Grieving families come together.
The families of a murdered Israeli teen and a murdered Palestinian teen are drawing comfort from an unexpected source: each other.
Yishai Fraenkel, whose 16-yearold nephew Naftali Fraenkel was slain along with teenagers Gilad Shaar and Eyal Yifrach, picked up the phone on July 6 to offer his condolences to Hussein Abu Khdeir, whose 16-year-old son Mohammed Abu Khdeir was burned alive in an apparent revenge killing by Jewish extremists.
Jerusalem Mayor Nir Barkat, who reached out to Hussein Abu Khdeir to express pain at the “barbaric” murder of his son and to encourage him to speak with Yishai Fraenkel, called the phone call between the two men an “emotional and special conversation.”
Yishai Fraenkel had condemned the Abu Khdeir murder in a statement, saying, “The life of an Arab is equally precious to that of a Jew. Blood is blood, and murder is murder, whether that murder is Jewish or Arab.”
Just hours before the phone call, two Palestinians from the Gush Etzion area showed up at the Fraenkels’ Nof Ayalon home in a visit organized by Gush Etzion religious council chair Rabbi Rafi Ostroff.

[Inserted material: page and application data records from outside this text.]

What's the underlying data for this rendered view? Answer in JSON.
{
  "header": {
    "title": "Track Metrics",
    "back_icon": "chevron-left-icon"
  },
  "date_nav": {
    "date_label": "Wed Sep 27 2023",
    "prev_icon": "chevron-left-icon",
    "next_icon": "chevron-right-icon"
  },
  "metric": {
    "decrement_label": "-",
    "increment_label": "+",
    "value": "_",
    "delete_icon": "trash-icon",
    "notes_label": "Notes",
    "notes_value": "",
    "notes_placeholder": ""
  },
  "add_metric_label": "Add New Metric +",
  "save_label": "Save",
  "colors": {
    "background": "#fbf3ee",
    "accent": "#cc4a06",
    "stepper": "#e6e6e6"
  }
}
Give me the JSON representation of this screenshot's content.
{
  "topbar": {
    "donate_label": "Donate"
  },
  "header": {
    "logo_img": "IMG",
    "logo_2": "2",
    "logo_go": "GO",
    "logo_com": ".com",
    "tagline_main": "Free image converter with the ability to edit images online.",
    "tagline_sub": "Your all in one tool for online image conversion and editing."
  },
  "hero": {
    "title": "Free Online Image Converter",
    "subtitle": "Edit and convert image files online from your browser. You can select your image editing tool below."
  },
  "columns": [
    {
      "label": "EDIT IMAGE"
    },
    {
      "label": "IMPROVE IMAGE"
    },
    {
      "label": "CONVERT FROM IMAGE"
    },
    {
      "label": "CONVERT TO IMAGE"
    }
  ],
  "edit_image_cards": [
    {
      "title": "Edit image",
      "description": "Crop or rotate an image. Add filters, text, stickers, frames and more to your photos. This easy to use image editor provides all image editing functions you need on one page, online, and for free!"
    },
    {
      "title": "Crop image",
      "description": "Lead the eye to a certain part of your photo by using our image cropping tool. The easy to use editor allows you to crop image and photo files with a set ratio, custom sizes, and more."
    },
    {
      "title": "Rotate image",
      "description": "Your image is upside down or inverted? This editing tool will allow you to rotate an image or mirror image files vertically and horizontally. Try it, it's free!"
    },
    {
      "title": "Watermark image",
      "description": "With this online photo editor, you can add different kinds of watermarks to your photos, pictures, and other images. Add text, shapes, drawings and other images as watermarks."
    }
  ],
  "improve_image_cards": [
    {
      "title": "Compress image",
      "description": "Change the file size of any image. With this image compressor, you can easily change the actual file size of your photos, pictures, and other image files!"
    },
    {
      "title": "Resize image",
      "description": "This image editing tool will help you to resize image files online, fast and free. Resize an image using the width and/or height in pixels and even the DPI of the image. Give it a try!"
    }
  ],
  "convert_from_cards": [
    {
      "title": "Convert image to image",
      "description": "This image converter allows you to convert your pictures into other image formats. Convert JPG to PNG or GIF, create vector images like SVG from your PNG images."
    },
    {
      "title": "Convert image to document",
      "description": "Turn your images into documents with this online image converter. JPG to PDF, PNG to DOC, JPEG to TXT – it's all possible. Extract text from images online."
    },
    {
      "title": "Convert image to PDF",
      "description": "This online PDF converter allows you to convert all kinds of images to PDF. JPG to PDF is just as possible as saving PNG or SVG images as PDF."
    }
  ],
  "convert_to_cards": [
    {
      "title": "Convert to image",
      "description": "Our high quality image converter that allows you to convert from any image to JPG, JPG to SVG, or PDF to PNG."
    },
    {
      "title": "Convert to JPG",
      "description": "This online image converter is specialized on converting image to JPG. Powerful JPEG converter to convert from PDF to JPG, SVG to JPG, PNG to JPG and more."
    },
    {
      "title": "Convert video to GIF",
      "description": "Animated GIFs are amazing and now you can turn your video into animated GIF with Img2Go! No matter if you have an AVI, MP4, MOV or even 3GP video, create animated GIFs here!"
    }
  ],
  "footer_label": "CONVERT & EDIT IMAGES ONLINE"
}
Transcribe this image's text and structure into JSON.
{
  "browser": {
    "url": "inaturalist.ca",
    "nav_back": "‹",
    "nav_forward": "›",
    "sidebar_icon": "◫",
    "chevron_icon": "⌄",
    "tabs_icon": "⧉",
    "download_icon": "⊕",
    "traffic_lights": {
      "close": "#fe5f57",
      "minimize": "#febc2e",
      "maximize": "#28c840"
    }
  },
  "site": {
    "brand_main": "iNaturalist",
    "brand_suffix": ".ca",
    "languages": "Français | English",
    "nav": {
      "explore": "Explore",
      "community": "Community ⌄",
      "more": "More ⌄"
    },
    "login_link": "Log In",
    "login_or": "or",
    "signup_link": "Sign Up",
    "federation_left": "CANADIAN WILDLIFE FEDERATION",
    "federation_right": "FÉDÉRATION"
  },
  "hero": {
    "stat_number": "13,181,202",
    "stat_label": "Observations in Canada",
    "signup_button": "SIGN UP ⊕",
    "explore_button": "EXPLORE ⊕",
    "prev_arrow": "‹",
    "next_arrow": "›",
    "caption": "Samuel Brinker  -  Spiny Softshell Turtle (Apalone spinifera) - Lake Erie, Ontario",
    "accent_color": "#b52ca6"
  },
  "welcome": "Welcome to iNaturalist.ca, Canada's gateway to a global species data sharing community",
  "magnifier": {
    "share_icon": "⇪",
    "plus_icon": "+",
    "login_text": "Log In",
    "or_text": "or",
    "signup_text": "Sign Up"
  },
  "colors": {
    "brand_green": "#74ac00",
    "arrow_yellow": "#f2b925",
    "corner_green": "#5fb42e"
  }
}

Asked why they had come, one Palestinian, who described himself as a member of a bereaved family, explained, “The situation will only improve when we learn to deal with each other’s pain and stop the anger against one another. Our task is to give strength to the family and also to take a step toward my nation’s liberation. We believe that the way to our liberation is through the hearts of Jews.”
He later said that the visit went very well from his perspective. “They received us very, very nicely. The mother [Rachel Fraenkel] was incredible.”
“I see before me a Jewish family that has lost a son opening the door to me,” he added. “That’s not obvious. It touched my heart and my nation.”
The Palestinian visitors also mentioned an initiative spearheaded by Jews and Muslims to transform July 15 — a Jewish fast day known as 17 Tammuz, which coincides with Ramadan — into a joint fast day for people of both religions who wish to express their desire to end violence in the region.
In a separate show of solidarity, Jewish anti-racism organization Tag Meir hired chartered buses to bring over 350 Israelis to visit the Abu Khdeirs’ mourning tent in East Jerusalem on July 8. The family welcomed the planned condolence call.
Israel’s top brass also made efforts to reach out to the Palestinian family. Prime Minister Benjamin Netanyahu phoned Hussein Abu Khdeir to promise that his son’s murderers would be prosecuted for their “despicable” crime. A visit from former president Shimon Peres was postponed after the Israel Police and Shin Bet security service advised against it.
But other government officials — including the Labor party’s Shelly Yachimovich, Amir Peretz and Avraham Burg — were welcomed at the family home in Shuafat in East Jerusalem.
United in Grief: Over 350 Jewish Israelis consoled the Abu Khdeir family at their mourning tent in East Jerusalem on July 8.